Blame Season in the Healthcare Sector
Last week was particularly busy for AHIP. In addition to glomming onto the Express Scripts report and calling out as "fatally flawed" the AMA report, AHIP made public its November 21 amicus brief filed in the Court of Appeals for the Sixth Circuit in support of the Federal Trade Commission, which had challenged the merger of two hospitals in Ohio.

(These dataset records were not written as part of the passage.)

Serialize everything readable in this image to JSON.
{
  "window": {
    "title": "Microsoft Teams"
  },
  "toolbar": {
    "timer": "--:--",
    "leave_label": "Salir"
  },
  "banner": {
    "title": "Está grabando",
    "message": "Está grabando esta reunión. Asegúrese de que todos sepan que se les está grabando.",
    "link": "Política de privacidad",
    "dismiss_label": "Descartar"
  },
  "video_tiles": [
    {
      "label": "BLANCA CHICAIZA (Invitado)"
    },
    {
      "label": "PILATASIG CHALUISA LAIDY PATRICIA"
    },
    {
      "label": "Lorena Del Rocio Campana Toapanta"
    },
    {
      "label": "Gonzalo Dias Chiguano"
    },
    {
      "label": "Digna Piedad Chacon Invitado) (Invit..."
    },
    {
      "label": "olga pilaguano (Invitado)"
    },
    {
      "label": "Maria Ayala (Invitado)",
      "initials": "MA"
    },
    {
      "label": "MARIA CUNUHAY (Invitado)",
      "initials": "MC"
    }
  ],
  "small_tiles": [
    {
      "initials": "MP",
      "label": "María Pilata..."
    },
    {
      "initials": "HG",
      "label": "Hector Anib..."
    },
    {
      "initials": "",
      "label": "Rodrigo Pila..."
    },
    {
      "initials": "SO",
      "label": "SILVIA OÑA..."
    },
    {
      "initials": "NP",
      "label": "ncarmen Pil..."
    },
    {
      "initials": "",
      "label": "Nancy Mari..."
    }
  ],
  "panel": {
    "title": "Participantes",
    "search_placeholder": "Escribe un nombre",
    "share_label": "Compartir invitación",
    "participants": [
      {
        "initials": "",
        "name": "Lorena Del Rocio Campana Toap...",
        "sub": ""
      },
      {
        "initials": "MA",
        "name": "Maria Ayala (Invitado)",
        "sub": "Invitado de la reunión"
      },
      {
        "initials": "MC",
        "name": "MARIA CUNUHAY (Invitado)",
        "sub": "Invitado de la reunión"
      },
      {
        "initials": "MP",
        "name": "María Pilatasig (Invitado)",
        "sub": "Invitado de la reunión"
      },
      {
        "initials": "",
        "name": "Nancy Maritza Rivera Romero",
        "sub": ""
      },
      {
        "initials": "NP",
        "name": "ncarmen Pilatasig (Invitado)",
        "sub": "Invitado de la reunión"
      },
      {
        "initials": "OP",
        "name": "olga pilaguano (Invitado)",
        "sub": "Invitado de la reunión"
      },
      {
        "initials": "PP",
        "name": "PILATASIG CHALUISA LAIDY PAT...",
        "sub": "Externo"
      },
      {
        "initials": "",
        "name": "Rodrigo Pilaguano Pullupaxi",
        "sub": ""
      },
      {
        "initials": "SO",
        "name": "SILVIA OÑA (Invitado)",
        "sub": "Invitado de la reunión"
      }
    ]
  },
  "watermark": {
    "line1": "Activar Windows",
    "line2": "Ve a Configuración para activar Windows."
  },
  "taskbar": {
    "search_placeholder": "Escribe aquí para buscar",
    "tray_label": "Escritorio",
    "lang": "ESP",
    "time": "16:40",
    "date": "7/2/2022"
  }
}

"Anticompetitive hospital mergers harm consumers by leading to higher prices and diminishing hospitals' incentives to innovate and improve quality," AHIP wrote in the brief. "Health insurance plans bring a unique and important perspective to the antitrust review of hospital mergers. They represent millions of individual consumers of healthcare and as such are a relevant customer whose insights and experiences are important to the antitrust review. Health plans have been directly affected by anticompetitive hospital mergers. It is the health plans who may be forced to accept higher prices and who may lose their ability to implement innovative approaches to improving quality."
"And of course," AHIP continued, "anticompetitive hospital mergers have also affected health plans' members. The individuals and employers who receive insurance from health plans, or who self-insure with their assistance, have seen tremendous increases in prices without corresponding increases in quality as a result of anticompetitive hospital mergers."
The federal appeals court has yet to assess blame.
John Commins is a senior editor with HealthLeaders Media.
- As Medicare Advantage Cuts Loom, Disagreement Over Program's Stability
- 3 Management Lessons from a Supermarket Debacle
- Medicare Advantage Carriers See 'No Choice' But to Accept Cuts
- Physicians to Appeal 'Docs v. Glocks' Ruling in FL
- CA Fines 8 Hospitals for Medical Errors
- Centralizing the Revenue Cycle Protects the Bottom Line
- Revenue Cycles Get a Boost from Simple JPEG Files
- IOM Identifies GME Problems, Calls for Finance Changes
- Employers Weigh Risks, Benefits of Private Exchanges
- Doctors Feel Pressure to Accept Risk-based Reimbursement